10:55 AM  
Twinning Paths and Twin Boundaries in Hexagonal Close-packed Titanium: Hao Wang1; 1Institute of Metal Research, Chinese Academy of Sciences
    Twinning is an important carrier of plastic deformation in titanium, however, there are still unresolved questions concerning the exact twinning paths and corresponding twin boundary structures. Employing ab initio calculations and molecular dynamics simulations, we systematically investigated {1012} twinning behavior in hexagonal close-packed (HCP) Ti. Several possible twinning paths, mediated by either the face-centered cubic (FCC) or the body-centered cubic (BCC) phase, were identified. By decoupling the shear and shuffle components, a complete map of twinning paths was obtained, which predicted relative energy consumption of various paths, including the previously proposed “twinning-like lattice reorientation”. Several easy-twinning paths were found with intermediate FCC-structured twin boundaries. Based on the map, typical twin boundaries were reconstructed, which well explained certain experimental observations, including curved and blurred boundaries. All identified twinning paths correspond with lattice dislocations in HCP Ti and hence are operative during plastic deformation.

11:15 AM  Invited
Role of Twinning, Dynamic Recrystallization, and Shear Banding in the Microstructural Evolution of Magnesium Alloys: Ibrahim Karaman1; Ebubekir Dogan1; Matthew Vaughan1; S.J. Wang1; 1Texas A&M University

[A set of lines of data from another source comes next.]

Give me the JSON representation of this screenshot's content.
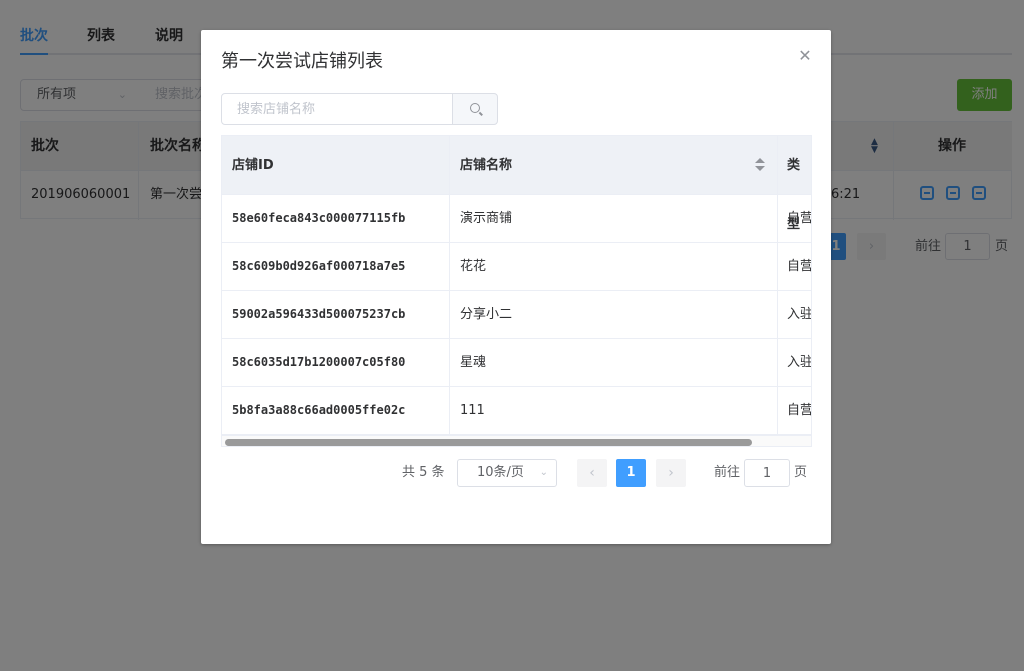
{
  "background": {
    "tabs": [
      {
        "label": "批次",
        "active": true
      },
      {
        "label": "列表",
        "active": false
      },
      {
        "label": "说明",
        "active": false
      }
    ],
    "filter": {
      "select_value": "所有项",
      "search_placeholder": "搜索批次"
    },
    "add_button": "添加",
    "table": {
      "headers": {
        "batch": "批次",
        "batch_name": "批次名称",
        "actions": "操作"
      },
      "row": {
        "batch": "201906060001",
        "batch_name": "第一次尝",
        "time_fragment": "6:21"
      }
    },
    "pagination": {
      "current_page": "1",
      "goto_label": "前往",
      "goto_value": "1",
      "goto_suffix": "页"
    }
  },
  "dialog": {
    "title": "第一次尝试店铺列表",
    "search_placeholder": "搜索店铺名称",
    "table": {
      "headers": {
        "shop_id": "店铺ID",
        "shop_name": "店铺名称",
        "type": "类型"
      },
      "rows": [
        {
          "shop_id": "58e60feca843c000077115fb",
          "shop_name": "演示商铺",
          "type": "自营"
        },
        {
          "shop_id": "58c609b0d926af000718a7e5",
          "shop_name": "花花",
          "type": "自营"
        },
        {
          "shop_id": "59002a596433d500075237cb",
          "shop_name": "分享小二",
          "type": "入驻"
        },
        {
          "shop_id": "58c6035d17b1200007c05f80",
          "shop_name": "星魂",
          "type": "入驻"
        },
        {
          "shop_id": "5b8fa3a88c66ad0005ffe02c",
          "shop_name": "111",
          "type": "自营"
        }
      ],
      "horizontal_scroll_fraction": 0.89
    },
    "pagination": {
      "total_text": "共 5 条",
      "page_size": "10条/页",
      "current_page": "1",
      "goto_label": "前往",
      "goto_value": "1",
      "goto_suffix": "页"
    }
  },
  "colors": {
    "primary": "#409eff",
    "success": "#67c23a",
    "overlay": "rgba(0,0,0,0.5)"
  },
  "icons": {
    "close": "close-icon",
    "search": "search-icon",
    "prev": "chevron-left-icon",
    "next": "chevron-right-icon",
    "dropdown": "chevron-down-icon",
    "sort": "sort-caret-icon"
  }
}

    Poor formability and strong anisotropy of magnesium alloys at medium and low temperatures (<150°C) are the main factors limiting their widespread applications. One of the reasons is the activation of various twinning modes causing mechanical flow anisotropy, and their role in and interactions with dynamic recrystallization (DRX) and shear banding during deformation. In this talk, we will present how two different deformation types (tension vs. simple shear) and starting crystallographic texture can be utilized to control twinning modes, DRX, and shear banding, and how their interactions lead to damage nucleation. The results of a crystal plasticity model helped understand operating deformation modes and DRX, the latter of which was found to play a significant role in shear localization. Detailed electron backscatter diffraction analyses clearly indicated that the formation of compression twins causes deformation localization, followed by DRX within compression twins, local softening and large shear bands, and eventual failure.

11:45 AM  
The Twinning Genome: A Systematic Framework for Predicting Twinning in Materials: Dingyi Sun1; Mauricio Ponga2; Kaushik Bhattacharya1; Michael Ortiz1; 1California Institute of Technology; 2University of British Columbia
    Twinning - a mechanism of lattice reorientation in order to accommodate deformation - is present in many different classes of materials. In particular, twinning plays a crucial role in the deformation of hexagonal close-packed (HCP) materials such as magnesium, a promising basis for the engineering of new lightweight alloys to replace aluminum and steel. To thoroughly understand twinning, we propose a novel systematic framework to predict all twin modes in an arbitrary material. We first predict all possible twin modes given only basic lattice information. We then consider the energetics of these twin configurations via molecular statics and density functional theory simulations to identify likely twins. The result is the prediction of a set of likely twin modes which is much larger than what previous works of literature have considered. Taking advantage of these newly-predicted twin modes will thus hopefully lead the design of a new generation of alloys.